Ironic timing but gives Republicans who control the House the perfect opportunity to start defunding the most controversial, unpopular part of it, the individual mandate tax, which the Supreme Court has just legally defined what Democrats and Barack Obama tried to call a simple "penalty" to which now the public understands it was a huge tax against the middle class.
The House will take up the Financial Services and General Government Appropriations Act sometime in July, and possibly next week when it returns from the July 4 recess. (The rule governing debate on the bill was already approved last week.) While the Obama administration requested another $1 billion so the IRS can implement the healthcare law, the bill, H.R. 6020, does not give any new money to the IRS.
Additionally, it "prohibits the IRS from receiving transfers from the Department of Health and Human Services to implement the Patient Protection and Affordable Care Act," according to report language accompanying the bill from the House Appropriations Committee.
The report notes that in 2010, HHS allocated $20 million to the IRS for enforcing the healthcare law "without the Committee's knowledge." It also notes that the IRS received $168 million from HHS to implement the law in 2011, and plans to get another $322 million from HHS in 2012.
"The Committee prohibits further such transfers during fiscal year 2013 in section 106 of this Act," the report states.
The bill would spend a total of $21.5 billion on the IRS, Treasury Department and other related agencies, about 1.7 percent less than the current funding level.
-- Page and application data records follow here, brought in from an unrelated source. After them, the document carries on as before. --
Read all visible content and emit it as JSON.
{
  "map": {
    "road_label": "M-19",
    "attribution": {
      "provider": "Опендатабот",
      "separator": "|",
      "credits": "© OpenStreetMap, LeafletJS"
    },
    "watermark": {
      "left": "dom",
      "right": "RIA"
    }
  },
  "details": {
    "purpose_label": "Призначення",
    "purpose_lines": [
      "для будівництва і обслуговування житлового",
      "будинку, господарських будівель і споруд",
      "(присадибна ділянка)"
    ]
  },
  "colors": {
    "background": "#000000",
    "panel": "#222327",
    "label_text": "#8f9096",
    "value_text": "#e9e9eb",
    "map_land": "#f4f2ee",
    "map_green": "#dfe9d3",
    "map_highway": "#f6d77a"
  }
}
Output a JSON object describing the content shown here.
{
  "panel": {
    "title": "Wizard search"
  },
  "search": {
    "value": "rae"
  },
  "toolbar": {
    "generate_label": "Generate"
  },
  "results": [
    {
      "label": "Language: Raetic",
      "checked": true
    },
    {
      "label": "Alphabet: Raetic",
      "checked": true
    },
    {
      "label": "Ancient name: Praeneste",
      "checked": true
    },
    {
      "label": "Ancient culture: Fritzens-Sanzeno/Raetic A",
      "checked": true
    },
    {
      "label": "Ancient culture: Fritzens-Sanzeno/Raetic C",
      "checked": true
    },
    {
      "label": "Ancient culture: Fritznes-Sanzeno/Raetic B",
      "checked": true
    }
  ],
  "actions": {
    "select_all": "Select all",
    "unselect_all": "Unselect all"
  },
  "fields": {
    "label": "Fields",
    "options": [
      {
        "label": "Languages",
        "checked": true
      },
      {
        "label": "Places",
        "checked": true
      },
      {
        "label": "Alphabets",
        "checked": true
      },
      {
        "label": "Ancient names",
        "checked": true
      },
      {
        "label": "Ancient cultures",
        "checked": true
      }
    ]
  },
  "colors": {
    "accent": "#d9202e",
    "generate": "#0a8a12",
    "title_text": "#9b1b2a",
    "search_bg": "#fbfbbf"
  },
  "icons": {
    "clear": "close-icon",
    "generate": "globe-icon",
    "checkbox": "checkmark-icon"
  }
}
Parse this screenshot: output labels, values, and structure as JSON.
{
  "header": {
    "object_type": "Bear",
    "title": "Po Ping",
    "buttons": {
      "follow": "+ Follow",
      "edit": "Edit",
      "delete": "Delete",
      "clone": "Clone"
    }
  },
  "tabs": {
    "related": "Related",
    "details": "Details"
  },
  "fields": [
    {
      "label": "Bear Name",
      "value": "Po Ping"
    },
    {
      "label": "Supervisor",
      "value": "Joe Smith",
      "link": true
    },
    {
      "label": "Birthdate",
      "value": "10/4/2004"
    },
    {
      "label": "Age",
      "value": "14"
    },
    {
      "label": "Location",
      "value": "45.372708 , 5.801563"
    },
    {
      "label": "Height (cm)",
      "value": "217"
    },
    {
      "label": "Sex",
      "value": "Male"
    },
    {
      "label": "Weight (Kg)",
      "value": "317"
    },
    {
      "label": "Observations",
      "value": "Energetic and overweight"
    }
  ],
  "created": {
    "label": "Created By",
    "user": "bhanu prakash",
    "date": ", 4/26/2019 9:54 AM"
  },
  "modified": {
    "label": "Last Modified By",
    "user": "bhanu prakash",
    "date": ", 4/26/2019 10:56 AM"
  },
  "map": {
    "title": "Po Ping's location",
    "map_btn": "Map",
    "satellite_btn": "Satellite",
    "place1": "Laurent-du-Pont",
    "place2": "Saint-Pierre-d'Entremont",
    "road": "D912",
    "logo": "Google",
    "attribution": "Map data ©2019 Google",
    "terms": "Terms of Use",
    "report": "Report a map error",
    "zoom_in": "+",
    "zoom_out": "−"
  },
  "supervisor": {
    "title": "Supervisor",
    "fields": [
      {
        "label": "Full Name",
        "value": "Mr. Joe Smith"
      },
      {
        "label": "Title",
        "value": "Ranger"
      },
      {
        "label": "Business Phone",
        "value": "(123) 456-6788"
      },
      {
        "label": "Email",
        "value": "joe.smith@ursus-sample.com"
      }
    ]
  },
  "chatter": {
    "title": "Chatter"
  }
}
The bill increases funding in some areas, such as Small Business Administration business and disaster loans, public safety and education in Washington D.C., and the Treasury Department's anti-terrorism financing programs.
To make up for these increases, the bill makes cuts in several areas, including the executive office of the president.
The bill would have to pass the Senate and be signed by Obama, which is doubtful, but since the House of Representatives does hold the purse strings, they can refuse to pass any bill through that chamber that includes additional money to the IRS to implement Obamacare.
(See Comprehensive List Of Obamacare Tax Hikes With Effective Dates- HERE)